DIVERSIFICATION of investors’ portfolio in favour of low risk assets has benefitted government securities to post outstanding performances.
However, investors move to divert their investments to the low risk assets has degraded credit extension to other sectors. For example, the Bank of Tanzania (BoT) monthly economic review for August shows that credit to the private sector slowed by 1.0 per cent to a stock of 16.81tri/-in the year end ing July compared with 15.2 per cent growth in the year ending July 2016.
The treasury bills auctioned on Wednesday attracted bids worth 345.92bn/- which is two times the amount sought to be raised, a sign of high market liquidity among investors.
Investors in the government securities particularly commercial banks dominated the show of the treasury bills auction, the situation that may have impacted on the credit extended to the private sector.
Other investors in the treasury bills auction are pension funds and some microfinance institutions. However, apart from oversubscriptions, the government retained 174bn/- as successful amount slightly below 169bn/-, the amount offered to the market for bidding.
Central Bank uses the short-term government note to mop excess liquidity in the circulation. Interest rates on the 364 tenure declined to 9.86 per cent from10.24 per cent and 10.76 per cent of the two previous sessions.
Yield rate on 182 days tenure declined to 7.33 per cent from 7.35 per cent and 7.68 per cent of the preceding sessions. Weighted average yielddeclined to 9.28 per centon the session held on Wednesday compared to 9.37 per cent held two weeks ago.
Weighted average price for successful bid increased to 91.05from 90.73per cent the last sessions. The 364 days tenure attracted bids worth 303.42bn/- compared to 100bn/- offered to the market and at the end 135bn/- was retained as successful amount.

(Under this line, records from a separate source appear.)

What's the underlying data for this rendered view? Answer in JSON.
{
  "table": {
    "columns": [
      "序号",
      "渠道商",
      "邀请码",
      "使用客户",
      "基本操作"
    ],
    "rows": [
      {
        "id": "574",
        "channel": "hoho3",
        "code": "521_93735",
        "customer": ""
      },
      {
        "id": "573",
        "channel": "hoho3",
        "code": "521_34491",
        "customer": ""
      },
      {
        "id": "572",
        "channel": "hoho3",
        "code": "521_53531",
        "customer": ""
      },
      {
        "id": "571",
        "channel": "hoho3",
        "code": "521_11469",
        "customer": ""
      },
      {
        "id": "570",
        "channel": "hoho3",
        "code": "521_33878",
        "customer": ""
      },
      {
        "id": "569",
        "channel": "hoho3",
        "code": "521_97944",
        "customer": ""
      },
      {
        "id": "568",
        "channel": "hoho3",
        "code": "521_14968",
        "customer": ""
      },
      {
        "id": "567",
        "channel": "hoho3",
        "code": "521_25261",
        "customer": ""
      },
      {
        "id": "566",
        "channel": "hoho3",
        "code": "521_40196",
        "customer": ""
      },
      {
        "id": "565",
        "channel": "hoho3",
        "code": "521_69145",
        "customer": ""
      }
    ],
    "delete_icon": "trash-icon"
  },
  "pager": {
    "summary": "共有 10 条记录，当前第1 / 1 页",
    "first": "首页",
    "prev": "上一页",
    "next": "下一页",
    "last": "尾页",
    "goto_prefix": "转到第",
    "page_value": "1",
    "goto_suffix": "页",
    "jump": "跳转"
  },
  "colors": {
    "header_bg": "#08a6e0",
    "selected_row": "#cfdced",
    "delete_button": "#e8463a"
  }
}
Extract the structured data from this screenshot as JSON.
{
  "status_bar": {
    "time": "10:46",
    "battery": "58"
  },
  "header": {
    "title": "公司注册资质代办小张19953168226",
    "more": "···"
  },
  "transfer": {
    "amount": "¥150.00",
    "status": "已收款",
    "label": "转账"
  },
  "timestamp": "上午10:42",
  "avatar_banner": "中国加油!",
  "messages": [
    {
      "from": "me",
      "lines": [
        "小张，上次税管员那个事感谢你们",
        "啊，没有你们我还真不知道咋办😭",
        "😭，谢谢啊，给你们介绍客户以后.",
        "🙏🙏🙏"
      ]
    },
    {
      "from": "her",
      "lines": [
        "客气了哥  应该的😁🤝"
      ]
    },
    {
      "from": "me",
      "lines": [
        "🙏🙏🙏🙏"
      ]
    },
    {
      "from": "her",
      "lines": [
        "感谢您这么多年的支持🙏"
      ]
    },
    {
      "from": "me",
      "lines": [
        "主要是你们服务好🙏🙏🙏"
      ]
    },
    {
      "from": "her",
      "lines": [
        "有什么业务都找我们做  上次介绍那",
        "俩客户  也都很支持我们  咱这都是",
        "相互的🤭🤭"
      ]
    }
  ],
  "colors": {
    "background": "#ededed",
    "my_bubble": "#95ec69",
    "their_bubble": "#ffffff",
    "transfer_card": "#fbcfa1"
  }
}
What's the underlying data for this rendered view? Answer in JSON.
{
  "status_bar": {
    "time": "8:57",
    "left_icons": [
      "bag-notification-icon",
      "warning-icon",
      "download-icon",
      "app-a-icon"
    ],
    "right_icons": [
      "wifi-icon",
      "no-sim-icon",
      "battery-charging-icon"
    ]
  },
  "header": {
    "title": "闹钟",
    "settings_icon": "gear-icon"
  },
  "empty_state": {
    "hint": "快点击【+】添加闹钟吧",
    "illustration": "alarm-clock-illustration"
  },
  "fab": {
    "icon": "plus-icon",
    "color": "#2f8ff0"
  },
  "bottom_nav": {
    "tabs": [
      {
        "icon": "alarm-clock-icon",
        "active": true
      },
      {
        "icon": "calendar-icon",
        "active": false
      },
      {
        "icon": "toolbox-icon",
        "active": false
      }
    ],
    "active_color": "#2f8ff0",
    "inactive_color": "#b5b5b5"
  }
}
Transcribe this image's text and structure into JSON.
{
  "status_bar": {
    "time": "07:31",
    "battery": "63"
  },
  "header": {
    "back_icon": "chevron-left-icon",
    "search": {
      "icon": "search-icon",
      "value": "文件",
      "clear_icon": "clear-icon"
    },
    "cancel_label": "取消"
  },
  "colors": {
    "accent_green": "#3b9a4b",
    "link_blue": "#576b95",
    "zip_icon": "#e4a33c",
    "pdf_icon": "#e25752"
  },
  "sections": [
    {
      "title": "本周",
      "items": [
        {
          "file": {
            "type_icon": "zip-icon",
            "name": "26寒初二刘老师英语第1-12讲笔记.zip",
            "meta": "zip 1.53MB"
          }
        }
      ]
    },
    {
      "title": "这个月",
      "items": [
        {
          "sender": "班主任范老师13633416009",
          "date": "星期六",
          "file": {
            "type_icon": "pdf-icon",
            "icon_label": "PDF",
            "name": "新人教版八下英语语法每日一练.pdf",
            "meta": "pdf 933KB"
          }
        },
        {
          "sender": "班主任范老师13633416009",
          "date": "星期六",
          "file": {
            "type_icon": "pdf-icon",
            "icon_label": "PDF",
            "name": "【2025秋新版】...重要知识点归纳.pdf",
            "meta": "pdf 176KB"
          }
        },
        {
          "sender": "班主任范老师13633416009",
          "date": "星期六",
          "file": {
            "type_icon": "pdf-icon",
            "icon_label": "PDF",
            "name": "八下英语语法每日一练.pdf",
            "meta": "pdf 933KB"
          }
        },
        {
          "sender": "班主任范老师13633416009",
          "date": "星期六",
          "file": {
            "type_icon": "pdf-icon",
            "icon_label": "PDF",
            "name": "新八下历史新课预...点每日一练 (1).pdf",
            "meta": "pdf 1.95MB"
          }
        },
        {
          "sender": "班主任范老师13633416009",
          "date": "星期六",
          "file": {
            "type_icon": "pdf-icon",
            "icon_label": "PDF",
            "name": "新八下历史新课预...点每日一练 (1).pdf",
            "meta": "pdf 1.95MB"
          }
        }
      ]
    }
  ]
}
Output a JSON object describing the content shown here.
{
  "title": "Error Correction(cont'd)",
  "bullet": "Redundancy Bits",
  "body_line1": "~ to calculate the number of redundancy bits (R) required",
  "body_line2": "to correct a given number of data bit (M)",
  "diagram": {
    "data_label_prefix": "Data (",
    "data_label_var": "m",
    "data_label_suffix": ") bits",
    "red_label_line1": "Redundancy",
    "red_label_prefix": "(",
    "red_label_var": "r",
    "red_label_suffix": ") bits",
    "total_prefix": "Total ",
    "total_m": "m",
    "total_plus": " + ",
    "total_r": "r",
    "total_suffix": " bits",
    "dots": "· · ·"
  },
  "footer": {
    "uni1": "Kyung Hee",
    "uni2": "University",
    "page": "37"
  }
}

The 182 days offer attracted bids worth 41.5bn/- compared to 65bn/- offered to the market for bidding and 38bn/- was kept as successful amount.